→ **Element data from apps and pages**
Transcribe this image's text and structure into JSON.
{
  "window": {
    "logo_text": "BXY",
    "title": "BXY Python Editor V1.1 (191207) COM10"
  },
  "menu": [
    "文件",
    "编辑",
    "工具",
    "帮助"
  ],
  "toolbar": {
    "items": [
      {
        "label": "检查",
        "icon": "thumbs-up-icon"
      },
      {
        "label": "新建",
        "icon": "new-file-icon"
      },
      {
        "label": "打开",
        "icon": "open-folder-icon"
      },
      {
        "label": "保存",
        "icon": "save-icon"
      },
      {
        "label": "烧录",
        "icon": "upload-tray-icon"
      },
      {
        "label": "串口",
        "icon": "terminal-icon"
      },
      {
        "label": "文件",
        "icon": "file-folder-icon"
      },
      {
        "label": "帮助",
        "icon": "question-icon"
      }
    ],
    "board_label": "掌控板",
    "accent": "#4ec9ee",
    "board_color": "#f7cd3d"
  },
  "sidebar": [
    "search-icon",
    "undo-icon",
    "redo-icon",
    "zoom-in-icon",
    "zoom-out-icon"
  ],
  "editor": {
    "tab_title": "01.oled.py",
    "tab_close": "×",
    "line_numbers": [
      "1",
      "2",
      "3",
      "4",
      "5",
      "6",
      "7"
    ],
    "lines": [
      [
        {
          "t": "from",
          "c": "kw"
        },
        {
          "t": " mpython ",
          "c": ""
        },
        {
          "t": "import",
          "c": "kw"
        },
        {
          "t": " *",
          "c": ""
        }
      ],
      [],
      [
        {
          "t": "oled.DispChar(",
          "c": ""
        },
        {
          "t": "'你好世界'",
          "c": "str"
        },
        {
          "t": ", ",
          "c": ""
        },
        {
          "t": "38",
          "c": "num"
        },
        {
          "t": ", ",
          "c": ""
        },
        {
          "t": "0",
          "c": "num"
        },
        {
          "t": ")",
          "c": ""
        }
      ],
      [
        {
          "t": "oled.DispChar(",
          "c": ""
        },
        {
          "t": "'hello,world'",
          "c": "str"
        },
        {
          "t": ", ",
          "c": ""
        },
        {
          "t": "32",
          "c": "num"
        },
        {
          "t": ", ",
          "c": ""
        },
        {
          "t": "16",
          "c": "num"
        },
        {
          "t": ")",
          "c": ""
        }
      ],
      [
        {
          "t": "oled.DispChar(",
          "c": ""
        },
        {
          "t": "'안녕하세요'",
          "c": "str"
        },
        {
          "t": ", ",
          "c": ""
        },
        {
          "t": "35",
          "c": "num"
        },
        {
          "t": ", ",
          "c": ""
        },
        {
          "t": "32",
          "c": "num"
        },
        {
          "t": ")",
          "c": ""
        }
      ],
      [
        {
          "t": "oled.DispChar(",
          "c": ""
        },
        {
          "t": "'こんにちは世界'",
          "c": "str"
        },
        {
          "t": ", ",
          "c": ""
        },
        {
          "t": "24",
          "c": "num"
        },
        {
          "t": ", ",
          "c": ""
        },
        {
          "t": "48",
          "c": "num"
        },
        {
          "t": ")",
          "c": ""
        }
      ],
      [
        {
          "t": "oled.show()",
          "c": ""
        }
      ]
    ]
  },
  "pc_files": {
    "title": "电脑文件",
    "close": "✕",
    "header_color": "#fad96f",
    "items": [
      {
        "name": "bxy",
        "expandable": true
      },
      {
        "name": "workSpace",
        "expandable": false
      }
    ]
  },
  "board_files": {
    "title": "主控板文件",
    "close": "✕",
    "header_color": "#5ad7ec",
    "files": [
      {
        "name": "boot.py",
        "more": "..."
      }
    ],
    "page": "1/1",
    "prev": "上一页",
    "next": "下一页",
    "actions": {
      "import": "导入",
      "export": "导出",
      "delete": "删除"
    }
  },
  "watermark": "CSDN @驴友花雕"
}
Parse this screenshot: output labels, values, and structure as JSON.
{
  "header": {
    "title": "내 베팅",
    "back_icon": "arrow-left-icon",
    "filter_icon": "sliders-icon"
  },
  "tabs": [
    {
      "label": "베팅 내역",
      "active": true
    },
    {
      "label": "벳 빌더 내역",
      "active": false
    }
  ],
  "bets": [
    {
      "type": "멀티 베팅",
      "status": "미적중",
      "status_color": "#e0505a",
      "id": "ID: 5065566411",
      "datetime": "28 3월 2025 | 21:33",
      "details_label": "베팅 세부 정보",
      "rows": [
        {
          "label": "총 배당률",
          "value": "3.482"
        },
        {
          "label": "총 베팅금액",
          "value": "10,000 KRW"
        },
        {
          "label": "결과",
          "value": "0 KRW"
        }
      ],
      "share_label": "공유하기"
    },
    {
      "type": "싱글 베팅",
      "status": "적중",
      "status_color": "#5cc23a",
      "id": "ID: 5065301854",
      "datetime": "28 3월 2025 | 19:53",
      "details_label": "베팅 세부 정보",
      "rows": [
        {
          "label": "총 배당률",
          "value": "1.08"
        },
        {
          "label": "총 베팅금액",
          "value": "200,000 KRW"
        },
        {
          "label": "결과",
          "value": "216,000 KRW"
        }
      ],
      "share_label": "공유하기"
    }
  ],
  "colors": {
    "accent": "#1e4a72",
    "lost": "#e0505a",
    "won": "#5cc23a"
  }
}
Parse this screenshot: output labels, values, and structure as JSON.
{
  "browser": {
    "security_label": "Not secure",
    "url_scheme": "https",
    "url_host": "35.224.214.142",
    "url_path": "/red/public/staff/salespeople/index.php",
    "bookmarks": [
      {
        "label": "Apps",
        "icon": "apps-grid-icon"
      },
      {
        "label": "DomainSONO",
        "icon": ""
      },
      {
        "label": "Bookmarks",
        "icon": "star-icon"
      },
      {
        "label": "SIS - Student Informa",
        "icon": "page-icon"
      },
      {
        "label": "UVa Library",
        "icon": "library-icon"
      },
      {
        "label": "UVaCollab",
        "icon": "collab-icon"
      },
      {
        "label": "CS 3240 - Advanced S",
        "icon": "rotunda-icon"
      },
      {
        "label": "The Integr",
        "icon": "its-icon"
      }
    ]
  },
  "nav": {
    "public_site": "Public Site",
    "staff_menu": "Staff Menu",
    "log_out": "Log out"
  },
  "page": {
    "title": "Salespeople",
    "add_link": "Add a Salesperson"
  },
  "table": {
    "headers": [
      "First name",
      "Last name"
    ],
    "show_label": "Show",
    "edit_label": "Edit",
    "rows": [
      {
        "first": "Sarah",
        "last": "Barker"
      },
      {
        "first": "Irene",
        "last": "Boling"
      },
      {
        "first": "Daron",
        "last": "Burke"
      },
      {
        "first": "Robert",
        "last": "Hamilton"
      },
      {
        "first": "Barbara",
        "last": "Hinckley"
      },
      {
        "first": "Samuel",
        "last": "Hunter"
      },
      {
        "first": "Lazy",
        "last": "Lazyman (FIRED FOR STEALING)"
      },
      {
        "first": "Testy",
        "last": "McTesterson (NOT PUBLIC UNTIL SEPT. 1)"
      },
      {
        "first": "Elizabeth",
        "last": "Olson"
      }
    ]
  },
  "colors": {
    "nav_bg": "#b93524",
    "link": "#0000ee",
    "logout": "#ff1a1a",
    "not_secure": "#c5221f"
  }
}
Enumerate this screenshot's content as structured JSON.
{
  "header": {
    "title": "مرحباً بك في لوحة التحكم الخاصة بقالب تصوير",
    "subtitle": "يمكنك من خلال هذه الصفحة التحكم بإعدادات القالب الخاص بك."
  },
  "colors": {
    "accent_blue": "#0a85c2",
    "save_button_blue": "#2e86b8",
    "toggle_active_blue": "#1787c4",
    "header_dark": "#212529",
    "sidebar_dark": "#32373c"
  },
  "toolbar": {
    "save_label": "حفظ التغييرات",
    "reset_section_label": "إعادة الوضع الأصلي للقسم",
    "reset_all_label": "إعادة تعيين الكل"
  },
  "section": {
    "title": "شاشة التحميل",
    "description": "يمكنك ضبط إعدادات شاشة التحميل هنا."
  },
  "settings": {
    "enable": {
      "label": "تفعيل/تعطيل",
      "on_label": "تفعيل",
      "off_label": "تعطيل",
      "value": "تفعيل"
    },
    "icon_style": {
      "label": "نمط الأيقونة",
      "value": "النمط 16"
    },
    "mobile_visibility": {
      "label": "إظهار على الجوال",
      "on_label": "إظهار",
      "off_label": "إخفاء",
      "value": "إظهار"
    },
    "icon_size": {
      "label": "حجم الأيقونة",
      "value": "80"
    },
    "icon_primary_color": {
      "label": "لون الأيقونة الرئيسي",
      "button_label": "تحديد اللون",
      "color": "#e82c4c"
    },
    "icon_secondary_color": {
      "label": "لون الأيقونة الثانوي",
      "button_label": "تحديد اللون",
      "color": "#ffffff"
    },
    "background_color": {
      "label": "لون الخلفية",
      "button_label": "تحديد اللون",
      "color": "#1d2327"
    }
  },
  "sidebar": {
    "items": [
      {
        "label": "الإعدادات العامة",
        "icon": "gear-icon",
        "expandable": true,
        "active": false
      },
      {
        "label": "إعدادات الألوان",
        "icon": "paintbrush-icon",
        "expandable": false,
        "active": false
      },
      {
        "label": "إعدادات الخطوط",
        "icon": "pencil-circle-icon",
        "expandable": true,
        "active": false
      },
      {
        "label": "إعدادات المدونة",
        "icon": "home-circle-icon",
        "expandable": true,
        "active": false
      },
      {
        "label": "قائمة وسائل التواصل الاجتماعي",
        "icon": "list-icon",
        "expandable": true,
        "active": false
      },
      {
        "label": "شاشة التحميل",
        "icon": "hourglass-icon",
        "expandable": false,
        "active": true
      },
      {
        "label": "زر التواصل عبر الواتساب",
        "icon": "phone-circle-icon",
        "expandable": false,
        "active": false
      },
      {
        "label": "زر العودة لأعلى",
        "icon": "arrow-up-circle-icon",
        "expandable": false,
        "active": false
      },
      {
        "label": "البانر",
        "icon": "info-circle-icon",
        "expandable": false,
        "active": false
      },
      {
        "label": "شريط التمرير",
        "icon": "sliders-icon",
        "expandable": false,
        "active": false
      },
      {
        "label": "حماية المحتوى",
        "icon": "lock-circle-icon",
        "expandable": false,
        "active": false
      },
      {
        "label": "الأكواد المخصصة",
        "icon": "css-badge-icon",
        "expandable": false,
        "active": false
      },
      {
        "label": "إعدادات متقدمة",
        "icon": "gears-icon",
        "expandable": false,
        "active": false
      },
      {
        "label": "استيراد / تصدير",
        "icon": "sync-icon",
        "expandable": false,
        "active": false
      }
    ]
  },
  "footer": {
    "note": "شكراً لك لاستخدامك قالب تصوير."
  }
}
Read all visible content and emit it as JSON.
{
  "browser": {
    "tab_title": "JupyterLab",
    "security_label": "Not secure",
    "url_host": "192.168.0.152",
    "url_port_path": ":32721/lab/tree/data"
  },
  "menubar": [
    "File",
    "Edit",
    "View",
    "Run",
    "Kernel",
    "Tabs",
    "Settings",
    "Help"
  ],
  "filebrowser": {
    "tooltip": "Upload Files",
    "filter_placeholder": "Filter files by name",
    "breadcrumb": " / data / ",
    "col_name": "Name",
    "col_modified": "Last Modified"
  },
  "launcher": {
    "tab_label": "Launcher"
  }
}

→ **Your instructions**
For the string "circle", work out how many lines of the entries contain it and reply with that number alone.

→ **Solution to this problem**
6